━━━ Given entries

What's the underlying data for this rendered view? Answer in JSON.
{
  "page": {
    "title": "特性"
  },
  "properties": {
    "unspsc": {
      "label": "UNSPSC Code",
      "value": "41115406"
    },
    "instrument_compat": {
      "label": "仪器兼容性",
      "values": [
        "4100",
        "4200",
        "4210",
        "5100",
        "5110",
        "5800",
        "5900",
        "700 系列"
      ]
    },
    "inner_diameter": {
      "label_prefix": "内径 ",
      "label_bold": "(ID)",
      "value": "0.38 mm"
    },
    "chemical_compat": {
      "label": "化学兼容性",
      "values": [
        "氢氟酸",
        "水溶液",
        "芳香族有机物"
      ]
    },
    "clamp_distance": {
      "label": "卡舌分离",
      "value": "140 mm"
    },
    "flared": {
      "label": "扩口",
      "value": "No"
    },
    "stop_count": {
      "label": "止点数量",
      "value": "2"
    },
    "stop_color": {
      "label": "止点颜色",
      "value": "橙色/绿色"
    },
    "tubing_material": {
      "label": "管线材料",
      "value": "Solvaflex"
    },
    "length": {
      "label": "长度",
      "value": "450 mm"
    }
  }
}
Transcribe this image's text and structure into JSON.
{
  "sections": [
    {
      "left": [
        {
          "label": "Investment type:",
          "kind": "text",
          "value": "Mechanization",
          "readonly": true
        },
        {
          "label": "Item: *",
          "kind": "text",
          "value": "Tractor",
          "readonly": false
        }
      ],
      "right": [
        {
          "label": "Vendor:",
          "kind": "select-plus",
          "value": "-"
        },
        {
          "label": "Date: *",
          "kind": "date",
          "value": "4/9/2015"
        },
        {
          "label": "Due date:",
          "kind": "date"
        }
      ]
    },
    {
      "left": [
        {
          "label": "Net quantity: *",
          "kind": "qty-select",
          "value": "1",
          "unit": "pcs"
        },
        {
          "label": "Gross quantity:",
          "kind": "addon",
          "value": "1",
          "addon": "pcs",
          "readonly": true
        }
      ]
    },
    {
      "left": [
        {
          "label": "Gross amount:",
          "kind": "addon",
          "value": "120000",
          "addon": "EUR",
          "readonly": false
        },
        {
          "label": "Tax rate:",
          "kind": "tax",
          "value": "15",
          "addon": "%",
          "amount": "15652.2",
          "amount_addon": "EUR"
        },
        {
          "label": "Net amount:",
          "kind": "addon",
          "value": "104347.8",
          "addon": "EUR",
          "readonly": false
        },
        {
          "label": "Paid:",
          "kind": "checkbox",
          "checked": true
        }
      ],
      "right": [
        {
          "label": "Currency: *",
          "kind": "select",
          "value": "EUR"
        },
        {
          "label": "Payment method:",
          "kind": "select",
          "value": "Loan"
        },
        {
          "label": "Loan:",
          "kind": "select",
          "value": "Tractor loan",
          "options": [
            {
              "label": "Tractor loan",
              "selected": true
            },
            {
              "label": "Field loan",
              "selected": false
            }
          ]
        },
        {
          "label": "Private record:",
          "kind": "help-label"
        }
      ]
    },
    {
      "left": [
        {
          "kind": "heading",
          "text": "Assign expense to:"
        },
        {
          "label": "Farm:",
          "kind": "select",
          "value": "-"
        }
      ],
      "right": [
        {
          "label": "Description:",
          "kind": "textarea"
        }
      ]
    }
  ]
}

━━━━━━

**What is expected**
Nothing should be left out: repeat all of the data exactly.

**Reply**
What's the underlying data for this rendered view? Answer in JSON.
{
  "page": {
    "title": "特性"
  },
  "properties": {
    "unspsc": {
      "label": "UNSPSC Code",
      "value": "41115406"
    },
    "instrument_compat": {
      "label": "仪器兼容性",
      "values": [
        "4100",
        "4200",
        "4210",
        "5100",
        "5110",
        "5800",
        "5900",
        "700 系列"
      ]
    },
    "inner_diameter": {
      "label_prefix": "内径 ",
      "label_bold": "(ID)",
      "value": "0.38 mm"
    },
    "chemical_compat": {
      "label": "化学兼容性",
      "values": [
        "氢氟酸",
        "水溶液",
        "芳香族有机物"
      ]
    },
    "clamp_distance": {
      "label": "卡舌分离",
      "value": "140 mm"
    },
    "flared": {
      "label": "扩口",
      "value": "No"
    },
    "stop_count": {
      "label": "止点数量",
      "value": "2"
    },
    "stop_color": {
      "label": "止点颜色",
      "value": "橙色/绿色"
    },
    "tubing_material": {
      "label": "管线材料",
      "value": "Solvaflex"
    },
    "length": {
      "label": "长度",
      "value": "450 mm"
    }
  }
}
Transcribe this image's text and structure into JSON.
{
  "sections": [
    {
      "left": [
        {
          "label": "Investment type:",
          "kind": "text",
          "value": "Mechanization",
          "readonly": true
        },
        {
          "label": "Item: *",
          "kind": "text",
          "value": "Tractor",
          "readonly": false
        }
      ],
      "right": [
        {
          "label": "Vendor:",
          "kind": "select-plus",
          "value": "-"
        },
        {
          "label": "Date: *",
          "kind": "date",
          "value": "4/9/2015"
        },
        {
          "label": "Due date:",
          "kind": "date"
        }
      ]
    },
    {
      "left": [
        {
          "label": "Net quantity: *",
          "kind": "qty-select",
          "value": "1",
          "unit": "pcs"
        },
        {
          "label": "Gross quantity:",
          "kind": "addon",
          "value": "1",
          "addon": "pcs",
          "readonly": true
        }
      ]
    },
    {
      "left": [
        {
          "label": "Gross amount:",
          "kind": "addon",
          "value": "120000",
          "addon": "EUR",
          "readonly": false
        },
        {
          "label": "Tax rate:",
          "kind": "tax",
          "value": "15",
          "addon": "%",
          "amount": "15652.2",
          "amount_addon": "EUR"
        },
        {
          "label": "Net amount:",
          "kind": "addon",
          "value": "104347.8",
          "addon": "EUR",
          "readonly": false
        },
        {
          "label": "Paid:",
          "kind": "checkbox",
          "checked": true
        }
      ],
      "right": [
        {
          "label": "Currency: *",
          "kind": "select",
          "value": "EUR"
        },
        {
          "label": "Payment method:",
          "kind": "select",
          "value": "Loan"
        },
        {
          "label": "Loan:",
          "kind": "select",
          "value": "Tractor loan",
          "options": [
            {
              "label": "Tractor loan",
              "selected": true
            },
            {
              "label": "Field loan",
              "selected": false
            }
          ]
        },
        {
          "label": "Private record:",
          "kind": "help-label"
        }
      ]
    },
    {
      "left": [
        {
          "kind": "heading",
          "text": "Assign expense to:"
        },
        {
          "label": "Farm:",
          "kind": "select",
          "value": "-"
        }
      ],
      "right": [
        {
          "label": "Description:",
          "kind": "textarea"
        }
      ]
    }
  ]
}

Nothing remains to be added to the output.